Dr. Tim Yeager could have stayed focused on economics. He spent years in college, earning degrees in economics and even teaching the subject at universities on both the East and West coasts.
But when he took a job in the Bank Supervision Unit of the Federal Reserve Bank, he was about to get a crash course on banking.
“I walked in knowing very little about banking,” he says. “I tell people it’s where I got my second Ph.D.”
Now, bankers (and the media) across Arkansas seek Yeager’s opinions and knowledge of the banking industry.
As an associate professor in finance at the Sam M. Walton College of Business and the Arkansas Bankers Association Chair in Banking, Yeager teaches college students about the banking profession and updates and informs bankers through conferences and articles published through the Arkansas Bankers Association.
Yeager’s transition from economics professor to finance professor and banking expert may not have happened, in part, had he not been a bit homesick for his hometown of St. Louis. He taught economics at Ithaca College in New York and Humboldt State University in California – both far away from the Midwest where he and his wife were from. When the opportunity to work as a researcher for the Federal Reserve Bank of St. Louis presented itself, he seized it.
At his Federal Reserve Bank job, where he was an economist in Supervisory Policy Analysis, Yeager researched issues affecting community banks as well as apprise bank examiners to economic and banking conditions. As he worked his way up to assistant vice president at the Federal Reserve Bank, Yeager says he found he spent more time in meetings and less doing research. Though he taught evening classes at St. Louis University, he yearned to return to a campus full time.

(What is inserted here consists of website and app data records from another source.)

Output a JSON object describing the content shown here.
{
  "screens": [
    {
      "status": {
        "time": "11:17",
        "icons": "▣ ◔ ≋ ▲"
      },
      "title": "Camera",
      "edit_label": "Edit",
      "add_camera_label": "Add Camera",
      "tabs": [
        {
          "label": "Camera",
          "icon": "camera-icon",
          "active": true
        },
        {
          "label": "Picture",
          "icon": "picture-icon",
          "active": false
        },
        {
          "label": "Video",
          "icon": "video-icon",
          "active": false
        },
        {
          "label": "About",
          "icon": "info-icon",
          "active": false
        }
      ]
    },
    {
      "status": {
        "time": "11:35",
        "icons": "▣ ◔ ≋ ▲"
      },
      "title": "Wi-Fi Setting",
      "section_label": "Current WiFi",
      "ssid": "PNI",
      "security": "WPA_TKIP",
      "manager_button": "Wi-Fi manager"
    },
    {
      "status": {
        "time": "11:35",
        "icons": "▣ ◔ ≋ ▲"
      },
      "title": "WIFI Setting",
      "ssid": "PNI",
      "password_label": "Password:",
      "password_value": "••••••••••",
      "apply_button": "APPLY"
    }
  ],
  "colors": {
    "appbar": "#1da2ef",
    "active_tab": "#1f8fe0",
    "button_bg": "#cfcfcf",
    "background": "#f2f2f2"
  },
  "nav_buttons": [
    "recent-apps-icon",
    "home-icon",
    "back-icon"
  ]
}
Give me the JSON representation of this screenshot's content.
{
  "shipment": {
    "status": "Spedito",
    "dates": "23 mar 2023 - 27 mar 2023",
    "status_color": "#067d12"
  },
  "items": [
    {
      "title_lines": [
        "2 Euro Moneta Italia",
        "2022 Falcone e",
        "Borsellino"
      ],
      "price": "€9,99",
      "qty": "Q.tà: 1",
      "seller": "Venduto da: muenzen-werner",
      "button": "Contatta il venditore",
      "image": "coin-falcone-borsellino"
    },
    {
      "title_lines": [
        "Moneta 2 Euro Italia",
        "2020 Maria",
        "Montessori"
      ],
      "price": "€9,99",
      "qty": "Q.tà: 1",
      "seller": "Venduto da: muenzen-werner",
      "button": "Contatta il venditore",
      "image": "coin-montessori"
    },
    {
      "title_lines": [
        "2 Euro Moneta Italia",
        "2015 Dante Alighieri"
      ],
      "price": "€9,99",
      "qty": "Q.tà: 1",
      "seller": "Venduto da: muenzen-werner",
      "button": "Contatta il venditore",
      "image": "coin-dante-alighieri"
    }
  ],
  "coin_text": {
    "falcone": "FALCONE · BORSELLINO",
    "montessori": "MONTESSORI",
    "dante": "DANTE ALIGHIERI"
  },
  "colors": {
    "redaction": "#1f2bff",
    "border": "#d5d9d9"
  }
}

That campus would be in Fayetteville, Ark. In 2006, Yeager was hired for the position he now holds. “The job description fit me like a glove,” he says.
Yeager says he was pleasantly surprised with Northwest Arkansas’ scenic outdoors and the collegial and friendly atmosphere at Walton College. Yeager says at many universities, faculty can be competitive and even hostile. “Here, it’s completely the opposite,” he says.
At Walton College, Yeager teaches introductory, advanced and graduate banking courses.
He says his research interests are wide and varied, but most recently he has been exploring the link between the banking sector and the macro economy. He has been published in several publications, including Journal of Banking and Finance; Journal of Money, Credit, and Banking; and Journal of Economics and Business. “I have learned a lot since I’ve gotten here,” he says. “My research has improved because I’m surrounded by bright and hard-working colleagues and students.”
In addition, each summer for the past three years, he takes students to Belize where they assist potential and existing small business owners by presenting business education seminars and offering microloans to the most promising businesses. For Yeager, the Belize program has been personally rewarding and enriching. “I feel like we make a difference, and each year, thankfully, has been better than the last,” he says.
Yeager says when he’s away from work, he likes to spend time with his wife, Dara, and their four children—two of whom are attending the University of Arkansas. He also enjoys spending time on Beaver Lake. “I ended up where I wanted to be, but the path to get here had many twists and turns,” Yeager says.